4 Nutrients that Will Stimulate Growth in Adolescence
To stimulate growth in adolescence, it’s essential to ensure you include certain nutrients in sufficient quantities. If not, then you could experience problems. Even the incidence of chronic and complex pathologies would increase. Keep reading as we’ll tell you everything you need to know in this regard.
However, before we begin, we must emphasize that one of the keys to growth in adolescence is physical exercise. Strength work will stimulate good muscle function and will ensure a higher bone mineral density, which, in the medium term, will result in a lower risk of fractures. This can prevent osteoporosis.
The nutrients that will stimulate growth in adolescence
We’re going to tell you about the nutrients that will stimulate growth in adolescence.
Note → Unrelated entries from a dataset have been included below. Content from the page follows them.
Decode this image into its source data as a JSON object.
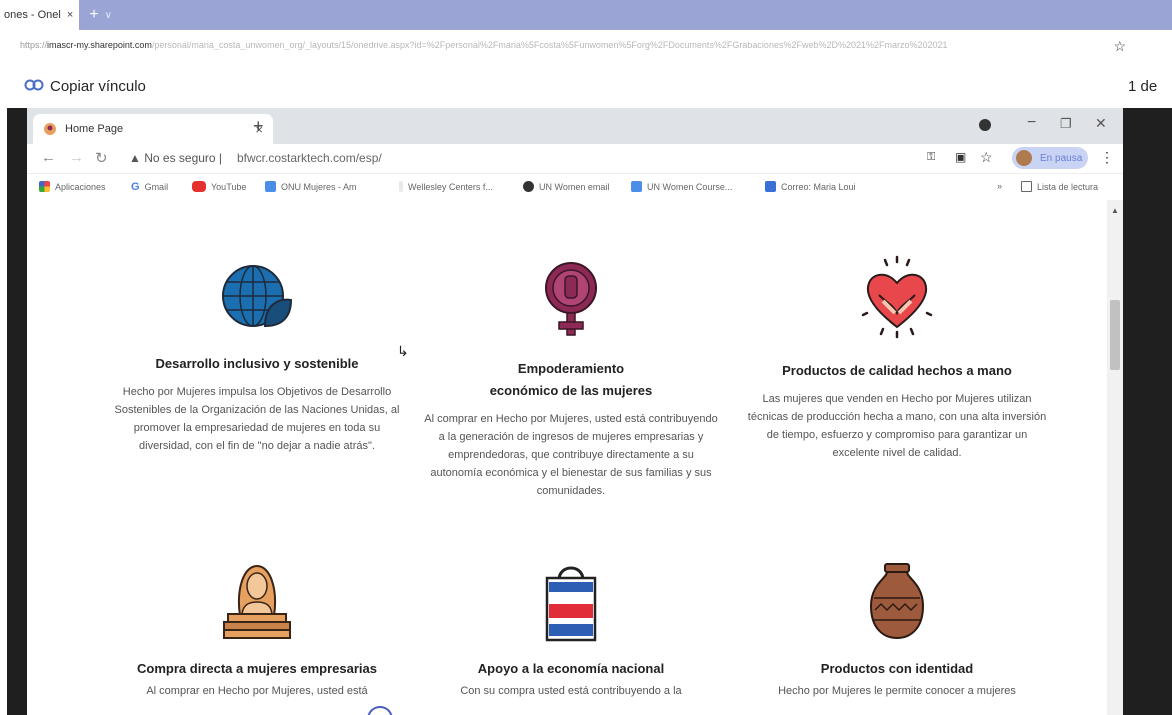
{
  "outer_browser": {
    "tab_title": "ones - Onel",
    "tab_close": "×",
    "new_tab": "+",
    "tab_menu": "∨",
    "url_prefix": "https://",
    "url_domain": "imascr-my.sharepoint.com",
    "url_rest": "/personal/maria_costa_unwomen_org/_layouts/15/onedrive.aspx?id=%2Fpersonal%2Fmaria%5Fcosta%5Funwomen%5Forg%2FDocuments%2FGrabaciones%2Fweb%2D%2021%2Fmarzo%202021",
    "share_label": "Copiar vínculo",
    "page_indicator": "1 de"
  },
  "inner_browser": {
    "tab_title": "Home Page",
    "tab_close": "×",
    "new_tab": "+",
    "not_secure": "No es seguro",
    "url": "bfwcr.costarktech.com/esp/",
    "pause_label": "En pausa",
    "bookmarks": {
      "apps": "Aplicaciones",
      "gmail": "Gmail",
      "youtube": "YouTube",
      "onu": "ONU Mujeres - Am",
      "wellesley": "Wellesley Centers f...",
      "unwomen_email": "UN Women email",
      "unwomen_course": "UN Women Course...",
      "correo": "Correo: Maria Loui",
      "more": "»",
      "reading_list": "Lista de lectura"
    }
  },
  "colors": {
    "globe": "#1b6fb0",
    "leaf": "#1a4e7a",
    "venus": "#8c2a55",
    "heart": "#e8474c",
    "sand": "#e6a060",
    "bag_blue": "#2c5fb3",
    "bag_red": "#e12d3a",
    "vase": "#9e5a3c"
  },
  "cards": [
    {
      "icon": "globe-leaf-icon",
      "title": "Desarrollo inclusivo y sostenible",
      "desc": "Hecho por Mujeres impulsa los Objetivos de Desarrollo Sostenibles de la Organización de las Naciones Unidas, al promover la empresariedad de mujeres en toda su diversidad, con el fin de \"no dejar a nadie atrás\"."
    },
    {
      "icon": "venus-fist-icon",
      "title_line1": "Empoderamiento",
      "title_line2": "económico de las mujeres",
      "desc": "Al comprar en Hecho por Mujeres, usted está contribuyendo a la generación de ingresos de mujeres empresarias y emprendedoras, que contribuye directamente a su autonomía económica y el bienestar de sus familias y sus comunidades."
    },
    {
      "icon": "heart-hands-icon",
      "title": "Productos de calidad hechos a mano",
      "desc": "Las mujeres que venden en Hecho por Mujeres utilizan técnicas de producción hecha a mano, con una alta inversión de tiempo, esfuerzo y compromiso para garantizar un excelente nivel de calidad."
    },
    {
      "icon": "woman-laptop-icon",
      "title": "Compra directa a mujeres empresarias",
      "desc": "Al comprar en Hecho por Mujeres, usted está"
    },
    {
      "icon": "shopping-bag-icon",
      "title": "Apoyo a la economía nacional",
      "desc": "Con su compra usted está contribuyendo a la"
    },
    {
      "icon": "clay-vase-icon",
      "title": "Productos con identidad",
      "desc": "Hecho por Mujeres le permite conocer a mujeres"
    }
  ]
}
But first, we must emphasize that a varied and slightly hypercaloric diet will be decisive. If there’s an energy deficit, tissue development will be conditioned.
Proteins are nutrients par excellence. They ensure the growth and repair of muscles after intense effort.
It’s key to consume them in adequate doses, although many people fail on this point. At least 0.8 grams of protein per kilogram of weight per day should be maintained in sedentary people.
But, in young athletes, these needs can easily double or triple. This is evidenced by research published in the Journal of the International Society of Sports Nutrition.
However, at least half of the dietary proteins must be of high biological value, i.e. of animal origin. These have all the essential amino acids in them and have a high digestibility score.
2. Vitamin D
The bad news is that it has been shown that most of the population is deficient in this nutrient, which conditions physiological processes that take place internally.
This element affects muscle strength, the capacity for hypertrophy, and even growth. In fact, it’s considered essential in the metabolism of calcium in the bones. It enhances the absorption of the mineral and its subsequent fixation in the tissue.
Maintaining values in optimal ranges is considered decisive in preventing chronic and complex problems, such as osteoporosis.
Fats are necessary for many processes that occur daily in the body. However, their restriction in the diet has been promoted for many years. This is negative for health, as it can alter the hormonal environment, reducing testosterone production in adolescents.
However, not all fats are of good quality. Generally speaking, it’s advisable to limit trans fats, as they increase the levels of inflammation in the body.
Their consumption is related to a higher incidence of chronic and complex pathologies. Instead, cis-type fatty acids should be consumed, regardless of whether they have double bonds in their structure or not.
It should also be noted that the most recent evidence is in favor of emphasizing the intake of omega-3 fatty acids in the diet. These elements modulate inflammatory levels and protect against the development of many chronic diseases. They’re found mainly in oily fish, so it’s crucial to include seafood products in the diet on a regular basis.
Discover more here: 5 Tips for Raising a Healthy Teenager
Although in some sedentary adults it may be a good idea to partially restrict carbohydrate intake, this isn’t a good idea in adolescents and children. These are nutrients that stimulate the most anabolic pathways in the body, so they need to be in the daily diet to ensure proper growth.
Priority should always be given to complex carbohydrates, accompanied by a good amount of fiber.
Include nutrients in the diet that will stimulate growth in adolescence
There are a number of nutrients that will stimulate growth in adolescence, so it’s important to ensure that requirements are met on a regular basis. If not, inefficiencies in physiology may be experienced. To prevent this, there’s nothing better than a varied and slightly hypercaloric diet.
It should be noted that not only diet matters when it comes to growth and development. Take note of our recommendation regarding exercise above.
All cited sources were thoroughly reviewed by our team to ensure their quality, reliability, currency, and validity. The bibliography of this article was considered reliable and of academic or scientific accuracy.
- Jäger, R., Kerksick, C. M., Campbell, B. I., Cribb, P. J., Wells, S. D., Skwiat, T. M., Purpura, M., Ziegenfuss, T. N., Ferrando, A. A., Arent, S. M., Smith-Ryan, A. E., Stout, J. R., Arciero, P. J., Ormsbee, M. J., Taylor, L. W., Wilborn, C. D., Kalman, D. S., Kreider, R. B., Willoughby, D. S., Hoffman, J. R., … Antonio, J. (2017). International Society of Sports Nutrition Position Stand: protein and exercise. Journal of the International Society of Sports Nutrition, 14, 20. https://doi.org/10.1186/s12970-017-0177-8
- Holick M. F. (2017). The vitamin D deficiency pandemic: Approaches for diagnosis, treatment and prevention. Reviews in endocrine & metabolic disorders, 18(2), 153–165. https://doi.org/10.1007/s11154-017-9424-1
- Calder P. C. (2017). Omega-3 fatty acids and inflammatory processes: from molecules to man. Biochemical Society transactions, 45(5), 1105–1115. https://doi.org/10.1042/BST20160474